Content starts

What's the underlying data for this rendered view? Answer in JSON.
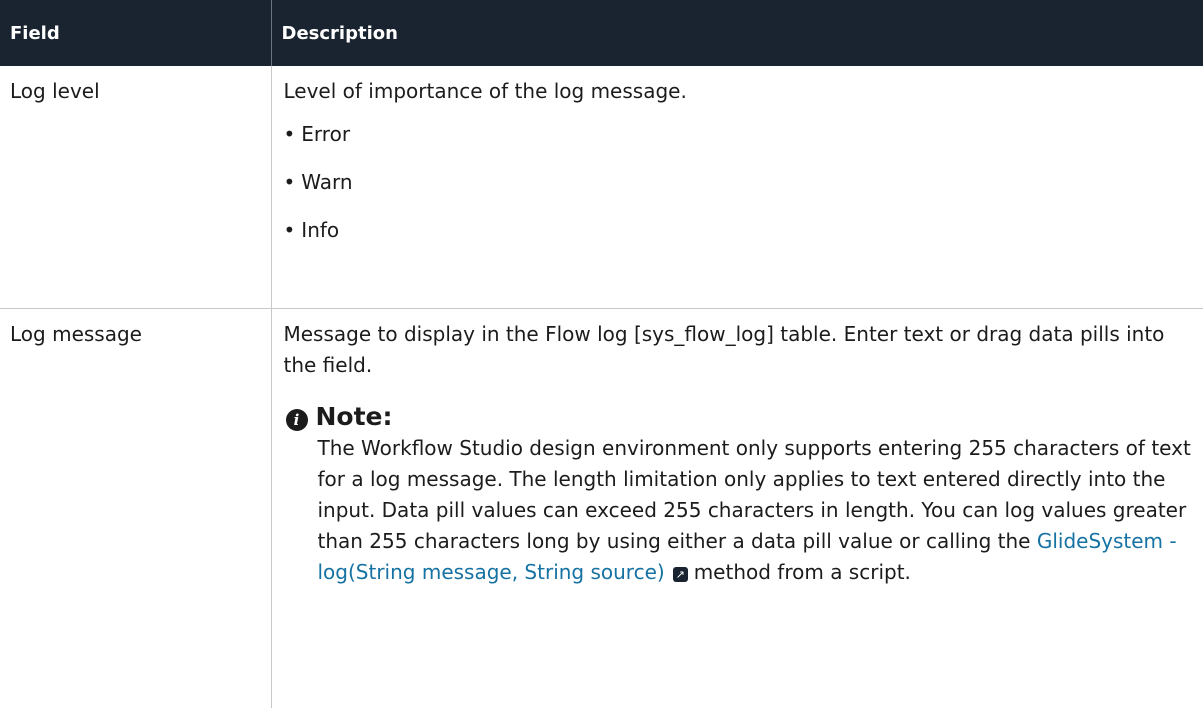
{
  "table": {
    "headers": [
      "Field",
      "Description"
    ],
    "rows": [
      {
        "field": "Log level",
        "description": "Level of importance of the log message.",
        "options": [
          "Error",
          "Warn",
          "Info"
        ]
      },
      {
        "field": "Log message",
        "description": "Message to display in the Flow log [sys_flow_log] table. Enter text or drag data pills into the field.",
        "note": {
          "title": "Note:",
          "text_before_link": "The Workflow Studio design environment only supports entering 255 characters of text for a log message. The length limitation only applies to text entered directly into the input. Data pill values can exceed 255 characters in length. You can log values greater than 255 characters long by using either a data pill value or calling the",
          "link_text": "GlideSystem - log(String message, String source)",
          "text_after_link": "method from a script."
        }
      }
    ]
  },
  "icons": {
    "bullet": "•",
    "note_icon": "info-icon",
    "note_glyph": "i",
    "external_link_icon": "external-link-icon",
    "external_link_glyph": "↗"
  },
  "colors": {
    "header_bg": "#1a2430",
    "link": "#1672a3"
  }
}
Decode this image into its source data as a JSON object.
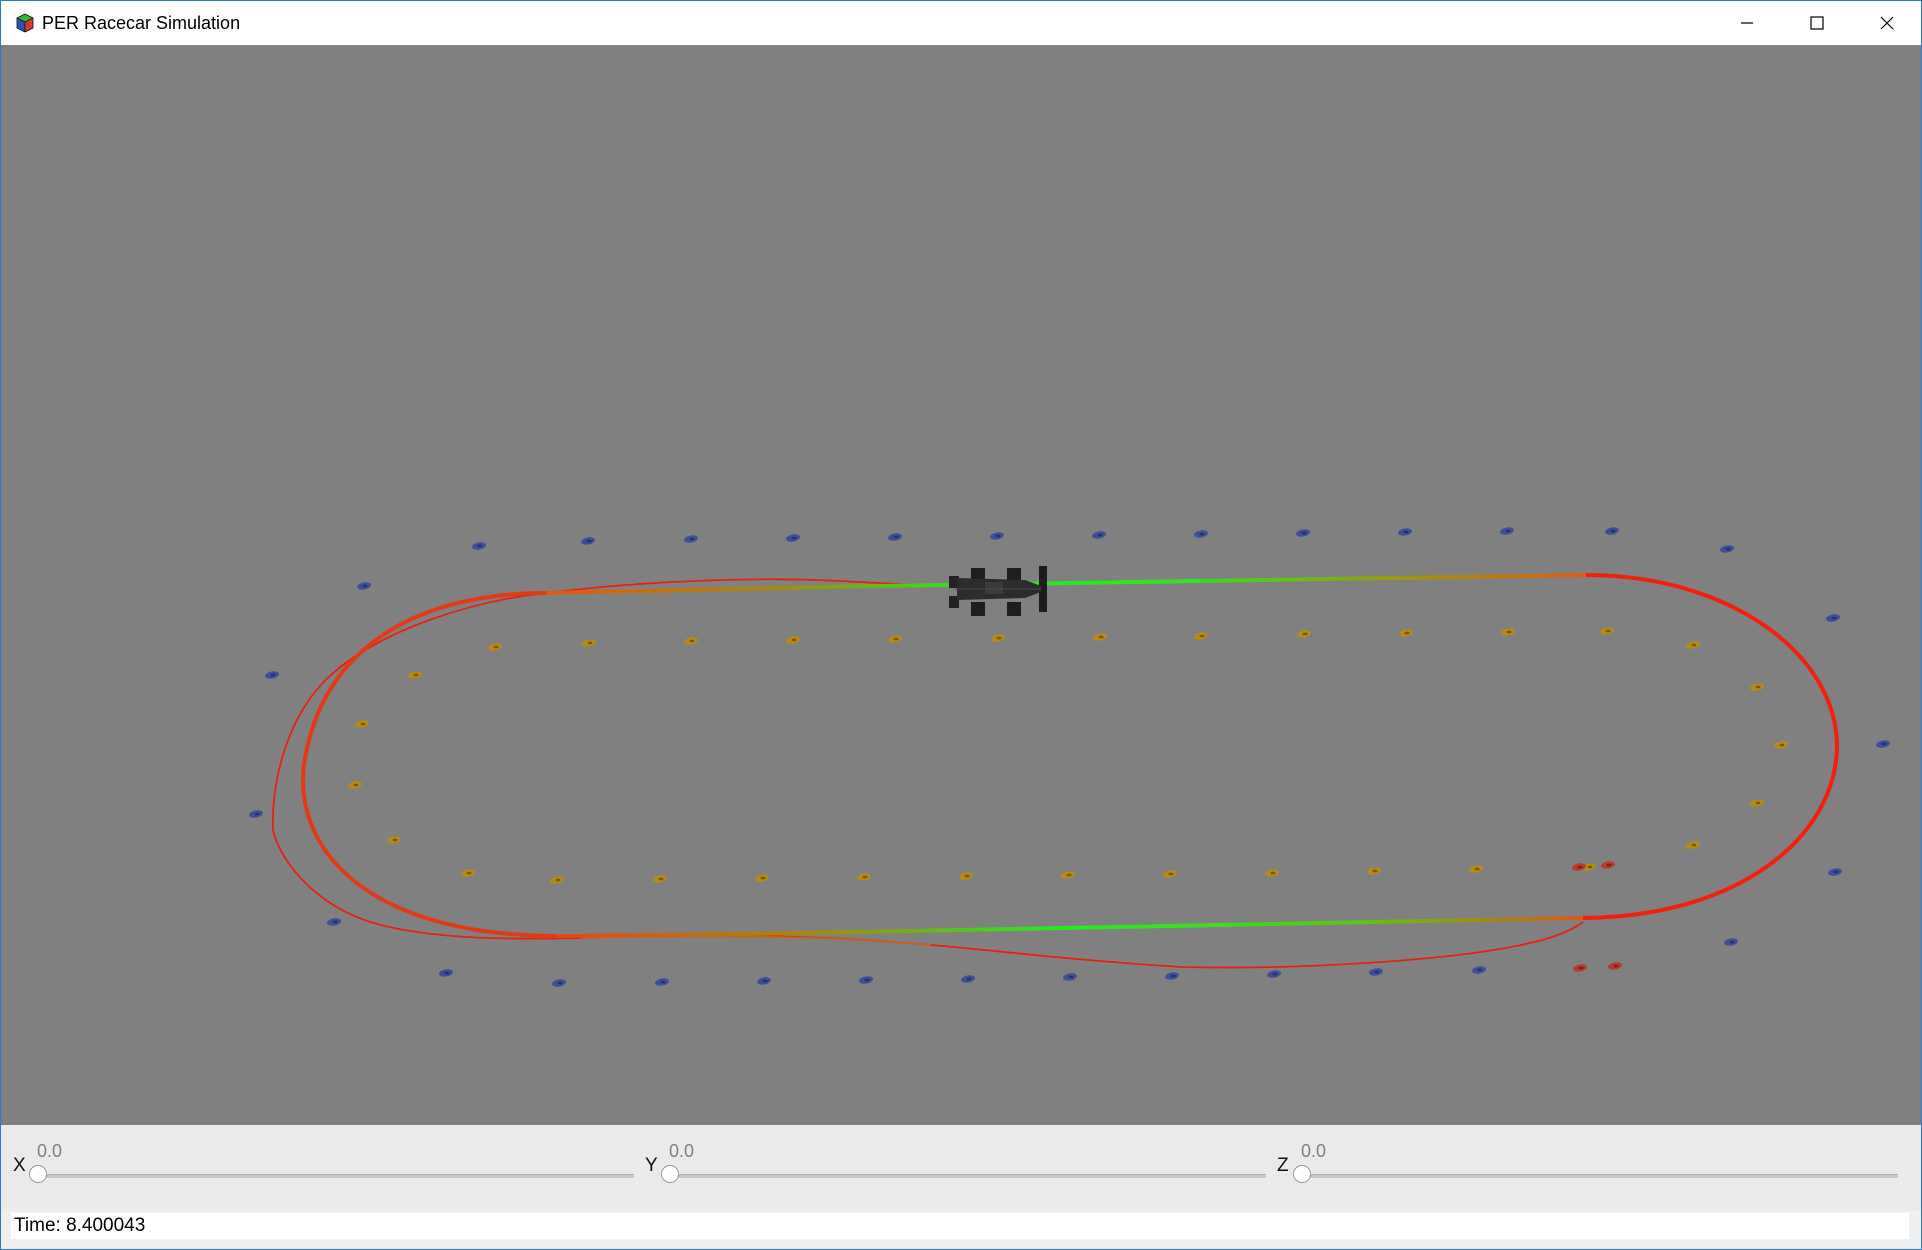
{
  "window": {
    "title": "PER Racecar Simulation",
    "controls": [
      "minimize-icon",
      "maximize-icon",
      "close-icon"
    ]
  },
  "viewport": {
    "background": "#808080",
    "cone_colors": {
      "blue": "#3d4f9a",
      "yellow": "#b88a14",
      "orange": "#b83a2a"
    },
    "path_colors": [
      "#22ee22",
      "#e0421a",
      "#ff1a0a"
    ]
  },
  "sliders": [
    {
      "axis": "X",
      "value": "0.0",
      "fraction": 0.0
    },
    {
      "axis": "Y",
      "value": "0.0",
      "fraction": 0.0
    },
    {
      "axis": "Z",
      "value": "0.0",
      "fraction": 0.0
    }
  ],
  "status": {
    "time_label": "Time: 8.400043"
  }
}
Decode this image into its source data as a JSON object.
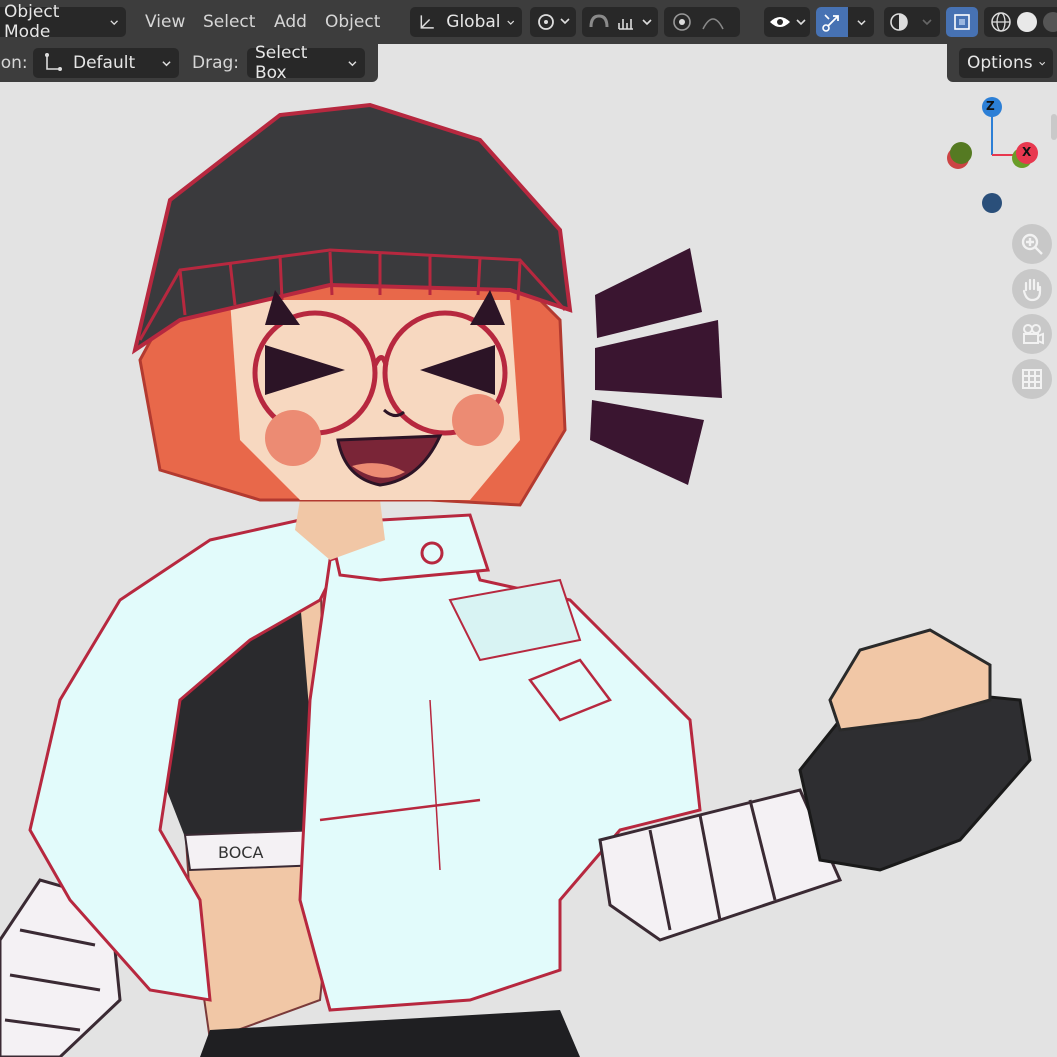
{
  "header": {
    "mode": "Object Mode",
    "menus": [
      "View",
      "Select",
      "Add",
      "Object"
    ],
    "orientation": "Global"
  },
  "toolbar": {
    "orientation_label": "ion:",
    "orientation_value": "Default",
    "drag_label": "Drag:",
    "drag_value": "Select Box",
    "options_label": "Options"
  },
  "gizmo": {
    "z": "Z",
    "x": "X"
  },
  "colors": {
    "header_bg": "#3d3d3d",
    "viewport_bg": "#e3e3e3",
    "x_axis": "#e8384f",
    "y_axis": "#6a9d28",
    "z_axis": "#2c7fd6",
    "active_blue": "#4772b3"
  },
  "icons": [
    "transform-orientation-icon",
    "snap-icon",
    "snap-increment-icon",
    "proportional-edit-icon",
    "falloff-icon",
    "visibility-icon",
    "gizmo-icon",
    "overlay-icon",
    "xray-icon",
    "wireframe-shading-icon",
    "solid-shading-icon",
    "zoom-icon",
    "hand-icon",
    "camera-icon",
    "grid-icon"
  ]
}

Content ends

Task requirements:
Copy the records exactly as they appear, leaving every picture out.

Answer for this exercise:
What's the underlying data for this rendered view? Answer in JSON.
{
  "table": {
    "headers": [
      "Field",
      "Description"
    ],
    "rows": [
      {
        "field": "Log level",
        "description": "Level of importance of the log message.",
        "options": [
          "Error",
          "Warn",
          "Info"
        ]
      },
      {
        "field": "Log message",
        "description": "Message to display in the Flow log [sys_flow_log] table. Enter text or drag data pills into the field.",
        "note": {
          "title": "Note:",
          "text_before_link": "The Workflow Studio design environment only supports entering 255 characters of text for a log message. The length limitation only applies to text entered directly into the input. Data pill values can exceed 255 characters in length. You can log values greater than 255 characters long by using either a data pill value or calling the",
          "link_text": "GlideSystem - log(String message, String source)",
          "text_after_link": "method from a script."
        }
      }
    ]
  },
  "icons": {
    "bullet": "•",
    "note_icon": "info-icon",
    "note_glyph": "i",
    "external_link_icon": "external-link-icon",
    "external_link_glyph": "↗"
  },
  "colors": {
    "header_bg": "#1a2430",
    "link": "#1672a3"
  }
}
Decode this image into its source data as a JSON object.
{
  "window": {
    "title": "PER Racecar Simulation",
    "controls": [
      "minimize-icon",
      "maximize-icon",
      "close-icon"
    ]
  },
  "viewport": {
    "background": "#808080",
    "cone_colors": {
      "blue": "#3d4f9a",
      "yellow": "#b88a14",
      "orange": "#b83a2a"
    },
    "path_colors": [
      "#22ee22",
      "#e0421a",
      "#ff1a0a"
    ]
  },
  "sliders": [
    {
      "axis": "X",
      "value": "0.0",
      "fraction": 0.0
    },
    {
      "axis": "Y",
      "value": "0.0",
      "fraction": 0.0
    },
    {
      "axis": "Z",
      "value": "0.0",
      "fraction": 0.0
    }
  ],
  "status": {
    "time_label": "Time: 8.400043"
  }
}
Decode this image into its source data as a JSON object.
{
  "header": {
    "mode": "Object Mode",
    "menus": [
      "View",
      "Select",
      "Add",
      "Object"
    ],
    "orientation": "Global"
  },
  "toolbar": {
    "orientation_label": "ion:",
    "orientation_value": "Default",
    "drag_label": "Drag:",
    "drag_value": "Select Box",
    "options_label": "Options"
  },
  "gizmo": {
    "z": "Z",
    "x": "X"
  },
  "colors": {
    "header_bg": "#3d3d3d",
    "viewport_bg": "#e3e3e3",
    "x_axis": "#e8384f",
    "y_axis": "#6a9d28",
    "z_axis": "#2c7fd6",
    "active_blue": "#4772b3"
  },
  "icons": [
    "transform-orientation-icon",
    "snap-icon",
    "snap-increment-icon",
    "proportional-edit-icon",
    "falloff-icon",
    "visibility-icon",
    "gizmo-icon",
    "overlay-icon",
    "xray-icon",
    "wireframe-shading-icon",
    "solid-shading-icon",
    "zoom-icon",
    "hand-icon",
    "camera-icon",
    "grid-icon"
  ]
}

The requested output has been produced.